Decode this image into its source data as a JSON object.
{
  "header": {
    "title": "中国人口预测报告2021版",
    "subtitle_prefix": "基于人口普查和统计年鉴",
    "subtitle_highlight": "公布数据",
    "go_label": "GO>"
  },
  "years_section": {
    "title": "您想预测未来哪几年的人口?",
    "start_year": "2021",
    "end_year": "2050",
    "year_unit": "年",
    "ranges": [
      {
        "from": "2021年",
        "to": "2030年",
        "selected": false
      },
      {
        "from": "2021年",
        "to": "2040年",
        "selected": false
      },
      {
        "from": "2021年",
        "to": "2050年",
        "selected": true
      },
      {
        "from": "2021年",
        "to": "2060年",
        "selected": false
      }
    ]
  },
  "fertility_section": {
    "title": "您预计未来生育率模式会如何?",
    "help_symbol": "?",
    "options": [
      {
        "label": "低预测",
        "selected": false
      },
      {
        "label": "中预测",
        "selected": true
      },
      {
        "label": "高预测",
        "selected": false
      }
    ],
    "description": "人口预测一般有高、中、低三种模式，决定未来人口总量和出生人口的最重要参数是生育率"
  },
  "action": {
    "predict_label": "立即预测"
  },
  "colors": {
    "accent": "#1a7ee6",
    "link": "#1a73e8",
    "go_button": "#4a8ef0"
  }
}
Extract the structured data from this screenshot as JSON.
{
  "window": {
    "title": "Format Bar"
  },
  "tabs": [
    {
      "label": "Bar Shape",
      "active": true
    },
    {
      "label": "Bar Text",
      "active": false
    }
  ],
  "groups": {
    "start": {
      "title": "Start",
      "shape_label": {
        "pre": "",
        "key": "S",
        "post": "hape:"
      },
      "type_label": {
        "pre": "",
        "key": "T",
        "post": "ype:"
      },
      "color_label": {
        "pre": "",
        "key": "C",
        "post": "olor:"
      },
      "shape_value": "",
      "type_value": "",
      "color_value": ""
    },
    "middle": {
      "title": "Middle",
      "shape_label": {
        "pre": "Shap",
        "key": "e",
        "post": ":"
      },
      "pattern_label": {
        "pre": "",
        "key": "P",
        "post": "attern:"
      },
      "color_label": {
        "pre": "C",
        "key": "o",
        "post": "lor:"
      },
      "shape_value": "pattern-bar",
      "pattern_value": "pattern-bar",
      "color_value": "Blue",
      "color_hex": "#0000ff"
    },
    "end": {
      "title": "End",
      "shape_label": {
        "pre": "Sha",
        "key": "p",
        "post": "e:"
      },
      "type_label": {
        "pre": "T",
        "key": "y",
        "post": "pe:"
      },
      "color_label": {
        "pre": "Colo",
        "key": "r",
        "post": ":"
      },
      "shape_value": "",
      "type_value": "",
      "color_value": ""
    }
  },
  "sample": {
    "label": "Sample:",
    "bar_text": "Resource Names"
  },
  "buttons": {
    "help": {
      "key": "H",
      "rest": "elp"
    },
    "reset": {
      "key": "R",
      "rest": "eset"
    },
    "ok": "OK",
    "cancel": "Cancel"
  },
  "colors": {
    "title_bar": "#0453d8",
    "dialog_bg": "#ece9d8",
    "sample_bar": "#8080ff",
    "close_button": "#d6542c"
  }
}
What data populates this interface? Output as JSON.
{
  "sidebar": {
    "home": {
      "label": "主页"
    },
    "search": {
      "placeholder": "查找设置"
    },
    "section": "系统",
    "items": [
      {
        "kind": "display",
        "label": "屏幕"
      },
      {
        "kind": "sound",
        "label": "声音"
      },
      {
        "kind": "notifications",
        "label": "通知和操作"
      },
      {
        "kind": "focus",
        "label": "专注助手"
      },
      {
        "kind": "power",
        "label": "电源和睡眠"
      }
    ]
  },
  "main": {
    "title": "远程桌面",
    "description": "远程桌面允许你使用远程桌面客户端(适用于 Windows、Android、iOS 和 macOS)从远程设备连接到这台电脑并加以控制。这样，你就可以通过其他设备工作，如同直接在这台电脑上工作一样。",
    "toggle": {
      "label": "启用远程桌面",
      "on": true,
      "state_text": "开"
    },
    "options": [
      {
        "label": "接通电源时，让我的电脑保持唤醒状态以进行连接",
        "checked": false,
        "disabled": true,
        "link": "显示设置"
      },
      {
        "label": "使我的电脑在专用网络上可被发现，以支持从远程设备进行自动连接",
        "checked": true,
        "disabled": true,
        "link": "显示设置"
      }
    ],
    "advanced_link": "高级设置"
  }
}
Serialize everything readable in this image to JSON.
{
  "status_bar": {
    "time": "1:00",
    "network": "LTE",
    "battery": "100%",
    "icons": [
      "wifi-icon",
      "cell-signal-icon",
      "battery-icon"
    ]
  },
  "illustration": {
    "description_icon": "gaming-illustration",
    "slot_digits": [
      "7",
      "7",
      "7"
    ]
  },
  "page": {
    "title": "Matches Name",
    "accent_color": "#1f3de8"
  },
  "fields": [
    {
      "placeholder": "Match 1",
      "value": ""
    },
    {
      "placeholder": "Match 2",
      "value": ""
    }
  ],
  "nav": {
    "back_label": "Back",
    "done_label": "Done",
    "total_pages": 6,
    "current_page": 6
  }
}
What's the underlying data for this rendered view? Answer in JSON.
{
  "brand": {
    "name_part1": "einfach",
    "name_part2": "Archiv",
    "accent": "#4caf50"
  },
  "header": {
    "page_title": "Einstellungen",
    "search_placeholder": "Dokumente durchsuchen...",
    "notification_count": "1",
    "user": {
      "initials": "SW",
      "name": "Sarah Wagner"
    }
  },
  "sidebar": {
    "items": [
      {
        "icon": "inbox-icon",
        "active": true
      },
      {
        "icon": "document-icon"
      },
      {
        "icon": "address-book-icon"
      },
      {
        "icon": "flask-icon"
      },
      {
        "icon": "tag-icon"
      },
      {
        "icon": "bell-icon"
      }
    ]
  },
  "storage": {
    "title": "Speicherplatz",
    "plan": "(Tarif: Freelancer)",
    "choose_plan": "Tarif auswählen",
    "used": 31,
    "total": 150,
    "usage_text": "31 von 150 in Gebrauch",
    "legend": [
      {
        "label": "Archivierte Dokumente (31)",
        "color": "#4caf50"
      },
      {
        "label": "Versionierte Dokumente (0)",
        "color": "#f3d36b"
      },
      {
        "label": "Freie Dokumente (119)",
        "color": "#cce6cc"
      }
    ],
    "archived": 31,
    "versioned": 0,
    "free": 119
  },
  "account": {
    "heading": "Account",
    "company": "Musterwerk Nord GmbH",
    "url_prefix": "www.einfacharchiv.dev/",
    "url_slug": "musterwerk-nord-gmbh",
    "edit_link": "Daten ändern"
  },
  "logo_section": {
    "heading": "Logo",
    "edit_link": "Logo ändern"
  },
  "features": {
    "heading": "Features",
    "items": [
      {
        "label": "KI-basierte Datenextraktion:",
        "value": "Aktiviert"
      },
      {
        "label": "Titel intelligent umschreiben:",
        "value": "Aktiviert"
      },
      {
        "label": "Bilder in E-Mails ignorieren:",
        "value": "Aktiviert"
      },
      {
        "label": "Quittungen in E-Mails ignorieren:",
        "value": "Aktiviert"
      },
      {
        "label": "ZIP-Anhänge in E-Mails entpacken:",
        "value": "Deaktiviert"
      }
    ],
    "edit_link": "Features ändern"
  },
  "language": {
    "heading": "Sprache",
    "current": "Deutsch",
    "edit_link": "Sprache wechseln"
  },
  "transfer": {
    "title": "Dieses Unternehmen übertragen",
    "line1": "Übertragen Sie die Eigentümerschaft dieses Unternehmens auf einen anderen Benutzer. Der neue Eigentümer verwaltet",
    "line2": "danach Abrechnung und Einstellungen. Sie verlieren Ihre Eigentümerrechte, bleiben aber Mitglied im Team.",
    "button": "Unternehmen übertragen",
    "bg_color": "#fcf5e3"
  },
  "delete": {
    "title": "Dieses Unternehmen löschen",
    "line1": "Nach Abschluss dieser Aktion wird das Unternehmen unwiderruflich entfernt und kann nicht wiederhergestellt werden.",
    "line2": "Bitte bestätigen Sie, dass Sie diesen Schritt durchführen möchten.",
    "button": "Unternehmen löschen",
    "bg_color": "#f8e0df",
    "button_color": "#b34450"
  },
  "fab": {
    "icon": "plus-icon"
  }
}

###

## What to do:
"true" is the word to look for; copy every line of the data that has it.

## Task response:
        "selected": true
        "selected": true
      "active": true
      "on": true,
        "disabled": true,
        "checked": true,
        "disabled": true,
        "active": true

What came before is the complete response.